● **TASK GOAL**: This exercise needs the complete data reproduced exactly.

___ DATASET EXTRACT ___

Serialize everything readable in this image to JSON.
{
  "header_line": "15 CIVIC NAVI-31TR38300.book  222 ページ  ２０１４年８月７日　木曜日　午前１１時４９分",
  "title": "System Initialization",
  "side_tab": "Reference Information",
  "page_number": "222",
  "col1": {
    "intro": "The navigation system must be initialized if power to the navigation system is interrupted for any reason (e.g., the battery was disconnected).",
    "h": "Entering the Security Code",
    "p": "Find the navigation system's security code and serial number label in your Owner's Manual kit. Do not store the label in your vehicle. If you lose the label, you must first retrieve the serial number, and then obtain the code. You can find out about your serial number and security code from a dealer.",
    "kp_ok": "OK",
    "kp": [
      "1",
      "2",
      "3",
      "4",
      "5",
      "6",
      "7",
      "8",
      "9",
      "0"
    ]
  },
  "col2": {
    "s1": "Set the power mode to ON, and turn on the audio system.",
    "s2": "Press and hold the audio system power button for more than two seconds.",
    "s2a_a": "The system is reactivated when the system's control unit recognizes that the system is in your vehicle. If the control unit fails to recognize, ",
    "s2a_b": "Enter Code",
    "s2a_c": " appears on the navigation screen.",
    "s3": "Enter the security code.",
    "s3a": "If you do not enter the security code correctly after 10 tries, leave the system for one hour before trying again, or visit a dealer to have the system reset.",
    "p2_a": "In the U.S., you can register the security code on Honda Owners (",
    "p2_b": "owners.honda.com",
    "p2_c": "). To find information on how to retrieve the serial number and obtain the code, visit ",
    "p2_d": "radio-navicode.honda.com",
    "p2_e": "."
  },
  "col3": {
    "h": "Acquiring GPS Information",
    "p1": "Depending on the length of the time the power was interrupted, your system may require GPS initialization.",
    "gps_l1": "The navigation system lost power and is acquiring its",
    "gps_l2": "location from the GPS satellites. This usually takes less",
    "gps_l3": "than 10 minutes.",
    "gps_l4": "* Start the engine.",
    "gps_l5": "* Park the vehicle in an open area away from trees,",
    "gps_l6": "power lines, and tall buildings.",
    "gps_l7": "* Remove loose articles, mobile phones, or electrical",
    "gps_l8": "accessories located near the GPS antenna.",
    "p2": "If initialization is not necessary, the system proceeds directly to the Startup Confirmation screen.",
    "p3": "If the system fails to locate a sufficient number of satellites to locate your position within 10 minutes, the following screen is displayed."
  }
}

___

● **ANSWER BELOW**:
Serialize everything readable in this image to JSON.
{
  "header_line": "15 CIVIC NAVI-31TR38300.book  222 ページ  ２０１４年８月７日　木曜日　午前１１時４９分",
  "title": "System Initialization",
  "side_tab": "Reference Information",
  "page_number": "222",
  "col1": {
    "intro": "The navigation system must be initialized if power to the navigation system is interrupted for any reason (e.g., the battery was disconnected).",
    "h": "Entering the Security Code",
    "p": "Find the navigation system's security code and serial number label in your Owner's Manual kit. Do not store the label in your vehicle. If you lose the label, you must first retrieve the serial number, and then obtain the code. You can find out about your serial number and security code from a dealer.",
    "kp_ok": "OK",
    "kp": [
      "1",
      "2",
      "3",
      "4",
      "5",
      "6",
      "7",
      "8",
      "9",
      "0"
    ]
  },
  "col2": {
    "s1": "Set the power mode to ON, and turn on the audio system.",
    "s2": "Press and hold the audio system power button for more than two seconds.",
    "s2a_a": "The system is reactivated when the system's control unit recognizes that the system is in your vehicle. If the control unit fails to recognize, ",
    "s2a_b": "Enter Code",
    "s2a_c": " appears on the navigation screen.",
    "s3": "Enter the security code.",
    "s3a": "If you do not enter the security code correctly after 10 tries, leave the system for one hour before trying again, or visit a dealer to have the system reset.",
    "p2_a": "In the U.S., you can register the security code on Honda Owners (",
    "p2_b": "owners.honda.com",
    "p2_c": "). To find information on how to retrieve the serial number and obtain the code, visit ",
    "p2_d": "radio-navicode.honda.com",
    "p2_e": "."
  },
  "col3": {
    "h": "Acquiring GPS Information",
    "p1": "Depending on the length of the time the power was interrupted, your system may require GPS initialization.",
    "gps_l1": "The navigation system lost power and is acquiring its",
    "gps_l2": "location from the GPS satellites. This usually takes less",
    "gps_l3": "than 10 minutes.",
    "gps_l4": "* Start the engine.",
    "gps_l5": "* Park the vehicle in an open area away from trees,",
    "gps_l6": "power lines, and tall buildings.",
    "gps_l7": "* Remove loose articles, mobile phones, or electrical",
    "gps_l8": "accessories located near the GPS antenna.",
    "p2": "If initialization is not necessary, the system proceeds directly to the Startup Confirmation screen.",
    "p3": "If the system fails to locate a sufficient number of satellites to locate your position within 10 minutes, the following screen is displayed."
  }
}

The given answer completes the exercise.